▶ _To do_
All entries below are to be duplicated verbatim.

*** Opening of Input for this task ***

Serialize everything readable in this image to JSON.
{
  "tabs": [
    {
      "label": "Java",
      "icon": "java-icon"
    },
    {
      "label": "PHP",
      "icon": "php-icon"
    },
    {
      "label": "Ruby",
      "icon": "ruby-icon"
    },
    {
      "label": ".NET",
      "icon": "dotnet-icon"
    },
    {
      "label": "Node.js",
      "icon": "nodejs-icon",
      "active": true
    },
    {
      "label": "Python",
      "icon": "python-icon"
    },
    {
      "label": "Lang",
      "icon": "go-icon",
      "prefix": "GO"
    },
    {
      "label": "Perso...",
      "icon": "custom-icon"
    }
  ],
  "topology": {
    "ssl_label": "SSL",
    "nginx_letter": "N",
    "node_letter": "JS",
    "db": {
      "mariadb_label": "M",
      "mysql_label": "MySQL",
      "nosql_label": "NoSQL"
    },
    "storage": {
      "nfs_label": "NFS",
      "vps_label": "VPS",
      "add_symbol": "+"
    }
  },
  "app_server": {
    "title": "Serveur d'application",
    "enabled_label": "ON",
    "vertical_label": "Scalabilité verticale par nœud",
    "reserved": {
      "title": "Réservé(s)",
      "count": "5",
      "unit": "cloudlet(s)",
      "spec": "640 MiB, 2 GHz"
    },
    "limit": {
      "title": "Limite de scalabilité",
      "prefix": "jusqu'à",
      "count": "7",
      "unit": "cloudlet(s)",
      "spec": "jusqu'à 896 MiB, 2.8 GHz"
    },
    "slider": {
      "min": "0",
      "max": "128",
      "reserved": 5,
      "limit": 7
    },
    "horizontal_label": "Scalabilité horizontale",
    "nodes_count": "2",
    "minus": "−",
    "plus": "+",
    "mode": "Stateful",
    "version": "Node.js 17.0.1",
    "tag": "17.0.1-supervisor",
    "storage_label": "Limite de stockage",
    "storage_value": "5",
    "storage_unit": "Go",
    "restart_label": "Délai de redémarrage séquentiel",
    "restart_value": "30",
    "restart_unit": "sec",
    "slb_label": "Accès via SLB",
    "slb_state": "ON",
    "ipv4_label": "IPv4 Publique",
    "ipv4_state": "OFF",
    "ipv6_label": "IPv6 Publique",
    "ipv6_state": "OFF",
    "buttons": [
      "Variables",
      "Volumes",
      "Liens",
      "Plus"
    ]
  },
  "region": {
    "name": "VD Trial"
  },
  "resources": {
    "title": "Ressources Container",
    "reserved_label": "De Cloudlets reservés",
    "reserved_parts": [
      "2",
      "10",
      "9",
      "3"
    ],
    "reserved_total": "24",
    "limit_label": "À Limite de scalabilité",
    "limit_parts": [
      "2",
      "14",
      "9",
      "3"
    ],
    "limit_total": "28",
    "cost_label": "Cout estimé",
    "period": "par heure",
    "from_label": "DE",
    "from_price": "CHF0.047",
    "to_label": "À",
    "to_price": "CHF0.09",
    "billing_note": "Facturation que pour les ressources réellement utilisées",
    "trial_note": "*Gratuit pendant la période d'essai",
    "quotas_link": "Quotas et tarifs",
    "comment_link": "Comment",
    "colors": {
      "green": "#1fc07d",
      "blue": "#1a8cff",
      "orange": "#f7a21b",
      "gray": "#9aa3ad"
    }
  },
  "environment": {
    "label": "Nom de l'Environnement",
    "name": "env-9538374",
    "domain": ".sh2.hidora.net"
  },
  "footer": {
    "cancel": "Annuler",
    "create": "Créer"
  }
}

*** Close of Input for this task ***

▶ _Finished exercise_
Serialize everything readable in this image to JSON.
{
  "tabs": [
    {
      "label": "Java",
      "icon": "java-icon"
    },
    {
      "label": "PHP",
      "icon": "php-icon"
    },
    {
      "label": "Ruby",
      "icon": "ruby-icon"
    },
    {
      "label": ".NET",
      "icon": "dotnet-icon"
    },
    {
      "label": "Node.js",
      "icon": "nodejs-icon",
      "active": true
    },
    {
      "label": "Python",
      "icon": "python-icon"
    },
    {
      "label": "Lang",
      "icon": "go-icon",
      "prefix": "GO"
    },
    {
      "label": "Perso...",
      "icon": "custom-icon"
    }
  ],
  "topology": {
    "ssl_label": "SSL",
    "nginx_letter": "N",
    "node_letter": "JS",
    "db": {
      "mariadb_label": "M",
      "mysql_label": "MySQL",
      "nosql_label": "NoSQL"
    },
    "storage": {
      "nfs_label": "NFS",
      "vps_label": "VPS",
      "add_symbol": "+"
    }
  },
  "app_server": {
    "title": "Serveur d'application",
    "enabled_label": "ON",
    "vertical_label": "Scalabilité verticale par nœud",
    "reserved": {
      "title": "Réservé(s)",
      "count": "5",
      "unit": "cloudlet(s)",
      "spec": "640 MiB, 2 GHz"
    },
    "limit": {
      "title": "Limite de scalabilité",
      "prefix": "jusqu'à",
      "count": "7",
      "unit": "cloudlet(s)",
      "spec": "jusqu'à 896 MiB, 2.8 GHz"
    },
    "slider": {
      "min": "0",
      "max": "128",
      "reserved": 5,
      "limit": 7
    },
    "horizontal_label": "Scalabilité horizontale",
    "nodes_count": "2",
    "minus": "−",
    "plus": "+",
    "mode": "Stateful",
    "version": "Node.js 17.0.1",
    "tag": "17.0.1-supervisor",
    "storage_label": "Limite de stockage",
    "storage_value": "5",
    "storage_unit": "Go",
    "restart_label": "Délai de redémarrage séquentiel",
    "restart_value": "30",
    "restart_unit": "sec",
    "slb_label": "Accès via SLB",
    "slb_state": "ON",
    "ipv4_label": "IPv4 Publique",
    "ipv4_state": "OFF",
    "ipv6_label": "IPv6 Publique",
    "ipv6_state": "OFF",
    "buttons": [
      "Variables",
      "Volumes",
      "Liens",
      "Plus"
    ]
  },
  "region": {
    "name": "VD Trial"
  },
  "resources": {
    "title": "Ressources Container",
    "reserved_label": "De Cloudlets reservés",
    "reserved_parts": [
      "2",
      "10",
      "9",
      "3"
    ],
    "reserved_total": "24",
    "limit_label": "À Limite de scalabilité",
    "limit_parts": [
      "2",
      "14",
      "9",
      "3"
    ],
    "limit_total": "28",
    "cost_label": "Cout estimé",
    "period": "par heure",
    "from_label": "DE",
    "from_price": "CHF0.047",
    "to_label": "À",
    "to_price": "CHF0.09",
    "billing_note": "Facturation que pour les ressources réellement utilisées",
    "trial_note": "*Gratuit pendant la période d'essai",
    "quotas_link": "Quotas et tarifs",
    "comment_link": "Comment",
    "colors": {
      "green": "#1fc07d",
      "blue": "#1a8cff",
      "orange": "#f7a21b",
      "gray": "#9aa3ad"
    }
  },
  "environment": {
    "label": "Nom de l'Environnement",
    "name": "env-9538374",
    "domain": ".sh2.hidora.net"
  },
  "footer": {
    "cancel": "Annuler",
    "create": "Créer"
  }
}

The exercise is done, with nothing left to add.